The following post is the second in our series of entries submitted for the 1st Annual Lions Talk Science Blog Award. This piece is by Caitlin Millett, a 2nd year PhD candidate in the Neuroscience Graduate Program.
Image credit: Alan Levine (Flickr)
Have you ever heard a friend exclaim “I’m being so OCD right now!” when they can’t help but double check for their house keys before slamming the front door? It seems that this phrase has become a cultural colloquialism, it is used so often.
Luckily, most people who say “I am so OCD!” do not, in fact, have a debilitating anxiety disorder marked by uncontrollable obsessive thoughts and behavioral compulsions, the hallmark features of obsessive-compulsive disorder.
Though the term obsessive-compulsive is often misattributed to those of us who are perhaps too meticulous, prone to anxiety, or a combination thereof, we as a society have familiarized ourselves with the term through our exposure to literature and media to the extent that it is now a part of our lexicon.

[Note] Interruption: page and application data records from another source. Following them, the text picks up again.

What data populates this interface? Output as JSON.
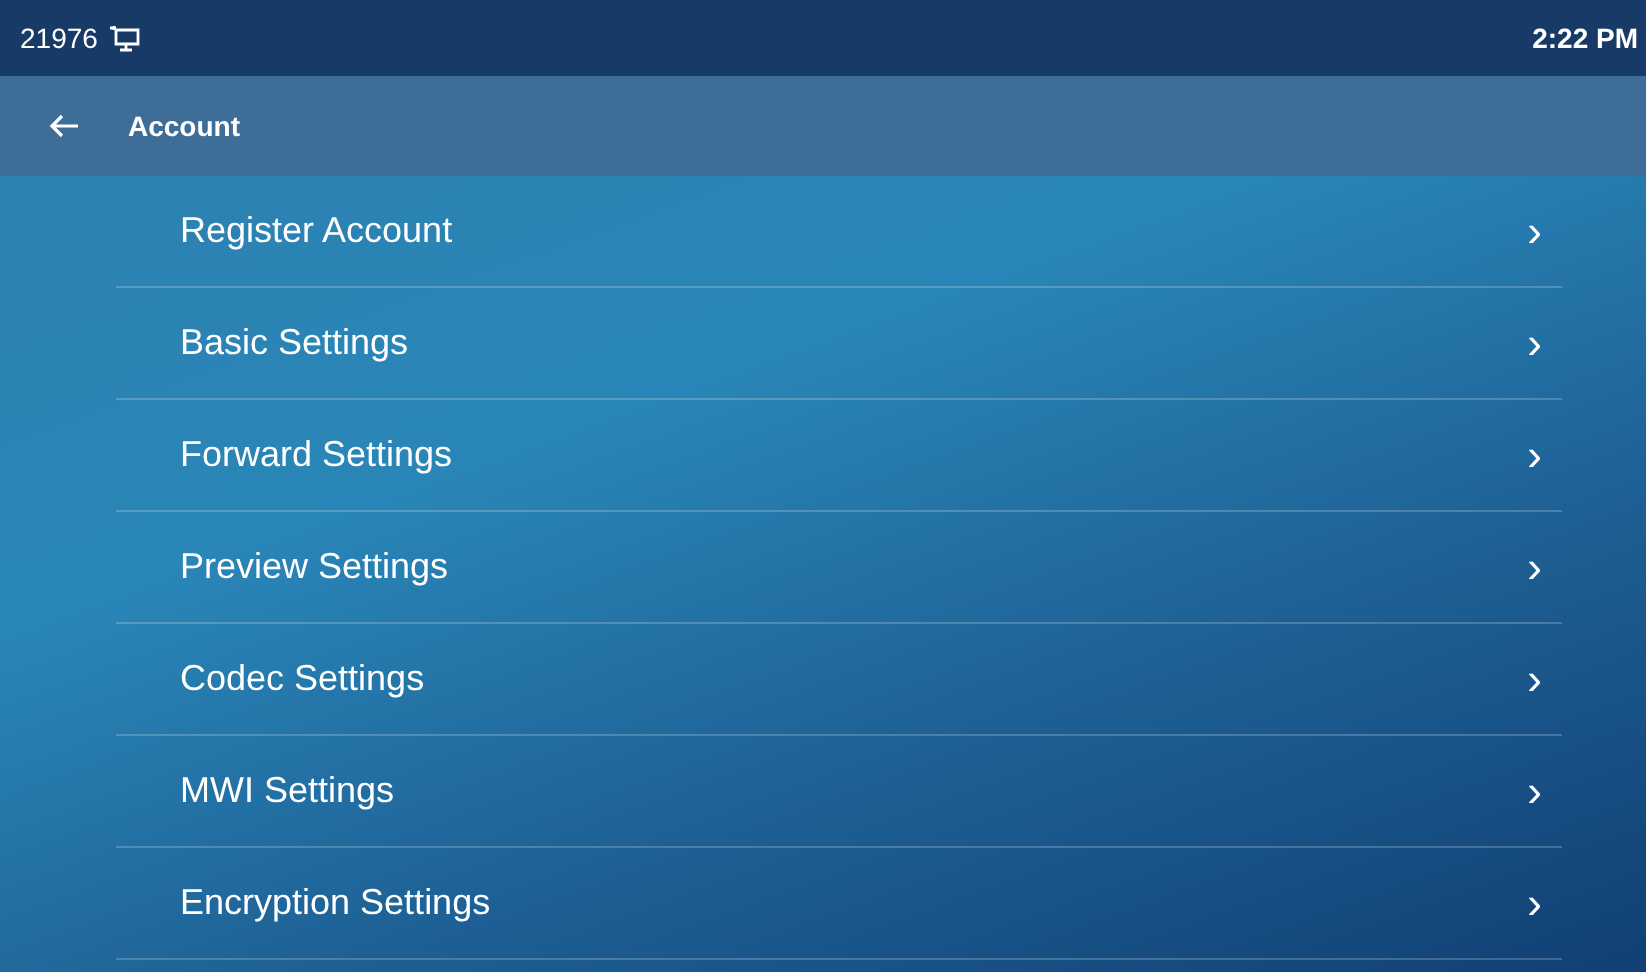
{
  "status_bar": {
    "extension": "21976",
    "time": "2:22 PM"
  },
  "header": {
    "title": "Account"
  },
  "menu_items": [
    {
      "label": "Register Account",
      "chevron": "›"
    },
    {
      "label": "Basic Settings",
      "chevron": "›"
    },
    {
      "label": "Forward Settings",
      "chevron": "›"
    },
    {
      "label": "Preview Settings",
      "chevron": "›"
    },
    {
      "label": "Codec Settings",
      "chevron": "›"
    },
    {
      "label": "MWI Settings",
      "chevron": "›"
    },
    {
      "label": "Encryption Settings",
      "chevron": "›"
    }
  ]
}
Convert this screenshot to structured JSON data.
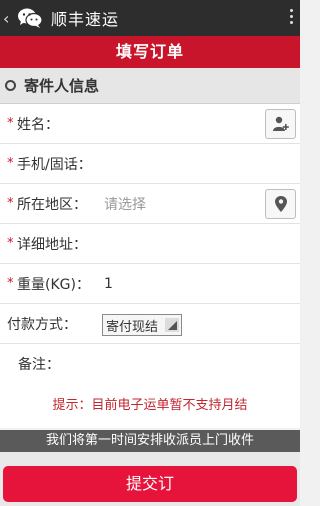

By: Caitlin Millett, 2nd year PhD candidate in the Neuroscience Program
It’s that time of year again- the end of daylight savings and the beginning of the dark season. As is ominously stated in Game of Thrones: Winter. Is. Coming.
While the majority of us look forward to seasonal festivities, millions can also expect feelings of depression, fatigue, irritability and poor sleep.
This form of mental illness, commonly known as the winter blues, is Seasonal Affective Disorder (SAD). SAD is disproportionately represented in populations furthest from the equator. It is estimated that 1-2% of North Americans have a mood disorder with a seasonal pattern, with 10% of New Englanders versus 2% of Floridians affected. Symptoms of SAD include feelings of hopelessness, low concentration, sluggishness, social withdrawal, unhappiness and irritability.
Decades of research has uncovered the culprit behind this debilitating illness: lack of sunlight and disruption of circadian rhythms.